Chapter 7. Tukang Becak: The Pedicab Men of Yogyakarta Hanneke van Gemert, Esther van Genugten, and Heidi Dahles
Becak in Yogyakarta
The Daily Life of Becak Drivers
Networks and Organizations
Chapter 8. Mountain Guides in Lombok: Pathfinders up Gunung Rinjani Karin ter Steege, Sandra Stam, and Karin Bras
Local Guides: Pathfinders or Small Entrepreneurs?
The Rinjani Area and Senaru
Local Mountain Guides
Guiding in Lombok
Chapter 9. Pathfinder, Gigolo and Friend: Diverging Entrepreneurial Strategies of Tourist Guides on Two Indonesian Islands Karin Bras and Heidi Dahles
Small-Scale Entrepreneurs in Tourism
Romancing the Tourist
The following excerpts are from a book review by Dimitrios Buhalis, University of Surrey, appearing in Information Technology & Tourism, Vol. 3(2), 2000, pp. 129-130:
Tourism & Small Entrepreneurs, Development, National Policy, and Entrepreneurial Culture: Indonesian Cases. Heidi Dahles and Karin Bras (Eds.). Cognizant Communication Corp., New York, NY, 1999. No. of pages: 165. $30.00.
A collection of fascinating cases on Indonesian entrepreneurs in Bali, Lombock, and Yogyakarta provides a very interesting account on the informal tourism sector of the country. The essays are contributed by lecturers and students of Tilburg University (The Netherlands) who spent a considerable amount of time researching at the destination. Although the book is rooted on entrepreneurship and small and medium-sized tourism enterprises, it is remarkable that it covers a whole range of tourism policy and planning issues for the destination and a wider context for the particular study. Small enterprises cover the accommodation sector (losman, homestays, wigma); tour and travel agencies; transport (minibuses and private cars); restaurants (warungs and street cafes); souvenir business; rental companies (bikes, beach umbrellas, diving, snorkeling and fishing equipment); and beauty services (massage, manicure, hairstylists makeup). On top of these “respectable” professions and businesses the book refers to a large number of illicit and illegal businesses such as escort services, brothels, gambling halls, and drug dealing.
As stated in the literature about the book, the main audiences are undergraduate and graduate students, scholars, and researchers in leisure and tourism studies, economic anthropology, and Asian studies.
Dahlas and Bras also cover three important recent advances in the field of tourism: 1. The debate on sustainable development and issues of local participation and local employment in tourism. 2. The debate on tourism policies and the role of national states against a background of globalization. 3. The emerging debate on the role of micro-entrepreneurs, self-employed people, and/or the informal sector in tourism.
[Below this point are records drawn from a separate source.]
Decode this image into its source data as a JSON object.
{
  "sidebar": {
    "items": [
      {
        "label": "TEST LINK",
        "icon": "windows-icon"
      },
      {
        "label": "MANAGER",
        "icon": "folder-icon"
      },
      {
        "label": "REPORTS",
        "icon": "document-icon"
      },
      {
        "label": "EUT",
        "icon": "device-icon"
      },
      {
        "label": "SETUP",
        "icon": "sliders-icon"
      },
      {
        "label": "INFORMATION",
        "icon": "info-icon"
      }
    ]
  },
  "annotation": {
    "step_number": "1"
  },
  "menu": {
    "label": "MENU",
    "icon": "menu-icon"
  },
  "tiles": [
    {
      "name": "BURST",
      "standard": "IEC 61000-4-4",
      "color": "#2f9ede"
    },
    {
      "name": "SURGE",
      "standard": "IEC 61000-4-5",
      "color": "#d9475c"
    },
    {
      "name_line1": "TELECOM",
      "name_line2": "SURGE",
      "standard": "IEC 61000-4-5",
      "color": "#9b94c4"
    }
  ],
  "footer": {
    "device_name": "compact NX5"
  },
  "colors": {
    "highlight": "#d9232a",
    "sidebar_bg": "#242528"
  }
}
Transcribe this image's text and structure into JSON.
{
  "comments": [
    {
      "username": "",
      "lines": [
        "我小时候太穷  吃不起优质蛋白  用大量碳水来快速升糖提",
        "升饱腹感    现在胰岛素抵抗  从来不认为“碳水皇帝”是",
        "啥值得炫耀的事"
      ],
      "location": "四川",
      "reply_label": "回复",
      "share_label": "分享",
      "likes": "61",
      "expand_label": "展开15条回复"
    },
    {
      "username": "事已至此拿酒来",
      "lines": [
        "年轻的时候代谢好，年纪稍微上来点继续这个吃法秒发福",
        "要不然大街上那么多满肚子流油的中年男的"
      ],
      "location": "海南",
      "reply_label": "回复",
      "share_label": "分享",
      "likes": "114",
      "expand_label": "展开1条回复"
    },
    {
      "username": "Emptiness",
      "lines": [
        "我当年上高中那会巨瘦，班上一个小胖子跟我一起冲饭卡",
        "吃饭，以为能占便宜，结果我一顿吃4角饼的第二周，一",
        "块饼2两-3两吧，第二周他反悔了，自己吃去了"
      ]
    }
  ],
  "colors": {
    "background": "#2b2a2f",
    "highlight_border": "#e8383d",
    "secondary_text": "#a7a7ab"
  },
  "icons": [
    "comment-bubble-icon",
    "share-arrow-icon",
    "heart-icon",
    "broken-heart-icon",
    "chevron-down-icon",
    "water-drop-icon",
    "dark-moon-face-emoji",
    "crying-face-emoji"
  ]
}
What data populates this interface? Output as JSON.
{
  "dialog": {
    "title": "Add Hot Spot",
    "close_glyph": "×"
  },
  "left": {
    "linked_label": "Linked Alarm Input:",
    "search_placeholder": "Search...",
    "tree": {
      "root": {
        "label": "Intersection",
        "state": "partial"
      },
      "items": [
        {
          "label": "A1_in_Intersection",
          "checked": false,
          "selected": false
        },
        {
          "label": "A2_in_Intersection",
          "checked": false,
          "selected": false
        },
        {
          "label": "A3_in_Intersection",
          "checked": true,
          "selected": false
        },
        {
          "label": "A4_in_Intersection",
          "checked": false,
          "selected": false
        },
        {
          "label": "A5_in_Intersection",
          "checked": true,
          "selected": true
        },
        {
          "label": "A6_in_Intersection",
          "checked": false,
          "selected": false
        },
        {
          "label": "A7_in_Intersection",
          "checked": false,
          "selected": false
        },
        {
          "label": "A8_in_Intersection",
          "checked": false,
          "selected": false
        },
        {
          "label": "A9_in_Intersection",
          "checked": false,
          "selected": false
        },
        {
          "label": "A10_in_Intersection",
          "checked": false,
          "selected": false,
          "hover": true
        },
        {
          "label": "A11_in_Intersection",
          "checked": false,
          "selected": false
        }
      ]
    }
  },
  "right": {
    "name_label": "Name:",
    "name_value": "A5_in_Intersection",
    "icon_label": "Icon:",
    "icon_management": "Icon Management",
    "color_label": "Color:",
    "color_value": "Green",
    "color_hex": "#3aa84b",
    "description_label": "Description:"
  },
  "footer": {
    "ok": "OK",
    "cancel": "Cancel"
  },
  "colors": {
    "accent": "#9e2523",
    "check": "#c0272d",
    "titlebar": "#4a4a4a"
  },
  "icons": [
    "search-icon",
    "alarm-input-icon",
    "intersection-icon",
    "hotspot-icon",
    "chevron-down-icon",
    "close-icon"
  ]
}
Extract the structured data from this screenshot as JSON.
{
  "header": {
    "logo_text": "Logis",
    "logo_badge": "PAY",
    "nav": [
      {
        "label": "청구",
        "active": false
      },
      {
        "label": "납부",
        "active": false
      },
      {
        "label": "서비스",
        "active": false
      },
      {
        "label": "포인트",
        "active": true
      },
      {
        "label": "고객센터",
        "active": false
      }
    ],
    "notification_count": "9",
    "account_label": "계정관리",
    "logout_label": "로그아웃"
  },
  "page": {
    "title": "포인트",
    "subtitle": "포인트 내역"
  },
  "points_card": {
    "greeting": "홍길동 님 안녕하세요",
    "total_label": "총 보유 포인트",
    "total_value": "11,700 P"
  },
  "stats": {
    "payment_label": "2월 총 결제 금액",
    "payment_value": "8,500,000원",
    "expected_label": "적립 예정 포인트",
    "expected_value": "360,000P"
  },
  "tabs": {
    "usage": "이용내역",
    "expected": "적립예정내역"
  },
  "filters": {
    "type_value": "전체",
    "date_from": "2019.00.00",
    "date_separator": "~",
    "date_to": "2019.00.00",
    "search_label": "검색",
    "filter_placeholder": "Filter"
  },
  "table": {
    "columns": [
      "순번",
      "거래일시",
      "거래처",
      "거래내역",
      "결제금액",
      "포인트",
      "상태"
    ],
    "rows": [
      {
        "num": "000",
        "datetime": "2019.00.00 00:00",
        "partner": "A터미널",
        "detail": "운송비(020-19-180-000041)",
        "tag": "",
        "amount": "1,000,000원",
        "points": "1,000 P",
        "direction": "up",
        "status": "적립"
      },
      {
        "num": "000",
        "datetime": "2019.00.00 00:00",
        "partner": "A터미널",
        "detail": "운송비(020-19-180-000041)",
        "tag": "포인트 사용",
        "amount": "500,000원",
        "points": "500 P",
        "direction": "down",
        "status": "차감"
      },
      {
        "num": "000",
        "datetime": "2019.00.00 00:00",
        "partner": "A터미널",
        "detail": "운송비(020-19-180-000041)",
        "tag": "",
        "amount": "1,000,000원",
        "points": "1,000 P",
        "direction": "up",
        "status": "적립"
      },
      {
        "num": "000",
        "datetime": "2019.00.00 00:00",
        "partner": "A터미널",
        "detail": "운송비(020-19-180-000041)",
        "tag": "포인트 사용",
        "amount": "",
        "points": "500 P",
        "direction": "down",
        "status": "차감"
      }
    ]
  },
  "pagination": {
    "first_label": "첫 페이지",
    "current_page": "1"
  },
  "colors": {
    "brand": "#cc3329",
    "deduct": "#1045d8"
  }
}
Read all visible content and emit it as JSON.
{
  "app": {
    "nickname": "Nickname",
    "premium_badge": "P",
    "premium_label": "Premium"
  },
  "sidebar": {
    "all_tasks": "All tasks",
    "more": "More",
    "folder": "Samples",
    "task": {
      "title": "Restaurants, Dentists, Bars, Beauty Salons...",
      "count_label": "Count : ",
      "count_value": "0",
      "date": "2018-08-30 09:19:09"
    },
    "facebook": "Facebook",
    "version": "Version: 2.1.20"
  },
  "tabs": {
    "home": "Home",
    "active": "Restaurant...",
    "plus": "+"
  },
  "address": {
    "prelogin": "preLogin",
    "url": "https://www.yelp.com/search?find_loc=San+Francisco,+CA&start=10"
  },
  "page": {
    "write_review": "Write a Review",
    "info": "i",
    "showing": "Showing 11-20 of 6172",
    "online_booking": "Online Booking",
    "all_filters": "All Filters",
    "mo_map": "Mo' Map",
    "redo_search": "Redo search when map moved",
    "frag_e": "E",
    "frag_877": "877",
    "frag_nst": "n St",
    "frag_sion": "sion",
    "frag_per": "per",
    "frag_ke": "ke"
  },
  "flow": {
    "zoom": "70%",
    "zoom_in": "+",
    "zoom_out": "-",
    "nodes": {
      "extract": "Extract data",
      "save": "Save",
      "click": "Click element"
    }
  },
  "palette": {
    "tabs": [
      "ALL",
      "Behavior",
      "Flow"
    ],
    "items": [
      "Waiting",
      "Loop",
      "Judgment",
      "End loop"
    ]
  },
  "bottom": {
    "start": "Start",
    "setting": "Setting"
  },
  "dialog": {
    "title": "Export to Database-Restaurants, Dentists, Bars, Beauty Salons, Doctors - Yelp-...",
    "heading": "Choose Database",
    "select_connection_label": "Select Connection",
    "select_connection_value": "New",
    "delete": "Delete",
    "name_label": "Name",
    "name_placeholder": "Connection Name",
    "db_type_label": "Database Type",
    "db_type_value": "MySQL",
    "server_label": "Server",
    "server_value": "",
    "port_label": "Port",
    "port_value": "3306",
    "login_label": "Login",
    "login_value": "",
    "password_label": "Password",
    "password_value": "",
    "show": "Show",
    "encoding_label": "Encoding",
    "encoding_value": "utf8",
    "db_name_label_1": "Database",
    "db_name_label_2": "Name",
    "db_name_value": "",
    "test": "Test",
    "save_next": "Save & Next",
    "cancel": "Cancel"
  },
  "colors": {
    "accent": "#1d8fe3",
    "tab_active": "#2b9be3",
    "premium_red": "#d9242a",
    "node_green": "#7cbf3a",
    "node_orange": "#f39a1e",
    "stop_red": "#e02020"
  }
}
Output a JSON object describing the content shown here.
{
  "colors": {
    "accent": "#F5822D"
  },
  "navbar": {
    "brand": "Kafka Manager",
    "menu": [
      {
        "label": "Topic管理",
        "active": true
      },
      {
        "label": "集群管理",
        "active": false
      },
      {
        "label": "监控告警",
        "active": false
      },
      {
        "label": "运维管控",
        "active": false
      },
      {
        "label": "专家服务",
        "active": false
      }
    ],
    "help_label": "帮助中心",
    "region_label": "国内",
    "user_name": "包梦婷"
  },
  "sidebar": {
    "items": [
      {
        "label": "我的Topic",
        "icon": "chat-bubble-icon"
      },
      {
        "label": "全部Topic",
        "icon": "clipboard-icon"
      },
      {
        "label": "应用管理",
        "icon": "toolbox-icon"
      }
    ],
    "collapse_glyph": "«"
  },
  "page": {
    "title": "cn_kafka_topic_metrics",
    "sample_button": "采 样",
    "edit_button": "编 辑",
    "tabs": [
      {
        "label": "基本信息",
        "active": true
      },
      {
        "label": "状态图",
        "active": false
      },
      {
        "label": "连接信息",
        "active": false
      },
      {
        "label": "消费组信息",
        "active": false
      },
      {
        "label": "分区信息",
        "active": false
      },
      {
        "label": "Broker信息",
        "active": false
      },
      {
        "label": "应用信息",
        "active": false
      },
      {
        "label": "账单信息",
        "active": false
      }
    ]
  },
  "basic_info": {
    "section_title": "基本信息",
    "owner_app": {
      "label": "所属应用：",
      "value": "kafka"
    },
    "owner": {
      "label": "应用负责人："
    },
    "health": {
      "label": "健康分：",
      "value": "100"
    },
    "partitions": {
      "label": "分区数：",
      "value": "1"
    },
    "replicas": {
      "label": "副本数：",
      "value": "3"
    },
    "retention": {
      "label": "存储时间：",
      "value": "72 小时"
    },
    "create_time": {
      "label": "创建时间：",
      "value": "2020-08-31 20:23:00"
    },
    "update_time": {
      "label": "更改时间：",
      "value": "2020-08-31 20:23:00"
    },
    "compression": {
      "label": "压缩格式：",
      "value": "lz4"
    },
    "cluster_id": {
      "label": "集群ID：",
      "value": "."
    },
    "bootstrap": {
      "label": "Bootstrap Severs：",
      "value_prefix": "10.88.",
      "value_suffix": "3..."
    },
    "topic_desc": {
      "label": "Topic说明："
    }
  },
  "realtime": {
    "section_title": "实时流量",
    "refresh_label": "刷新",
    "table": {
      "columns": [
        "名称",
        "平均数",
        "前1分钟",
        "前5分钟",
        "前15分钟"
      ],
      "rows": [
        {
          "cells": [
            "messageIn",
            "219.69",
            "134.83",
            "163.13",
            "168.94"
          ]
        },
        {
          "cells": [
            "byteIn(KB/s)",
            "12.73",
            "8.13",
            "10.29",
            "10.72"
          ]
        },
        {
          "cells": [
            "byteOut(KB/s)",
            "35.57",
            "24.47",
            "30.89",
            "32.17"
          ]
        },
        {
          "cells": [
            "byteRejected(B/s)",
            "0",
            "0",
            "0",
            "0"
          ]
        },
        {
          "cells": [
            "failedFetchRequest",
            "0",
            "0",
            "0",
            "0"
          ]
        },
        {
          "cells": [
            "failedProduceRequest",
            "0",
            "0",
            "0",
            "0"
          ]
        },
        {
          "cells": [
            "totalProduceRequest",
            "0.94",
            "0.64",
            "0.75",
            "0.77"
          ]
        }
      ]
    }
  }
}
Although chapters are contributed by individual postgraduate students and researchers a fairly consistent style prevails, giving credit to the editors. However, the absence of a concluding chapter fails to synthesize the material and draw similarities and differences with other destinations. The book is about the informal tourism sector in Indonesia rather than entrepreneurship as emphasized by the title, but it will be nevertheless extremely useful to business, tourism, sociology, and anthropology students and researchers who need to appreciate the practices of SMTEs in Indonesia. In this sense it is thoroughly recommended.
Robert N. Miranda, Publisher/Chairman Lori H. Miranda, President/COO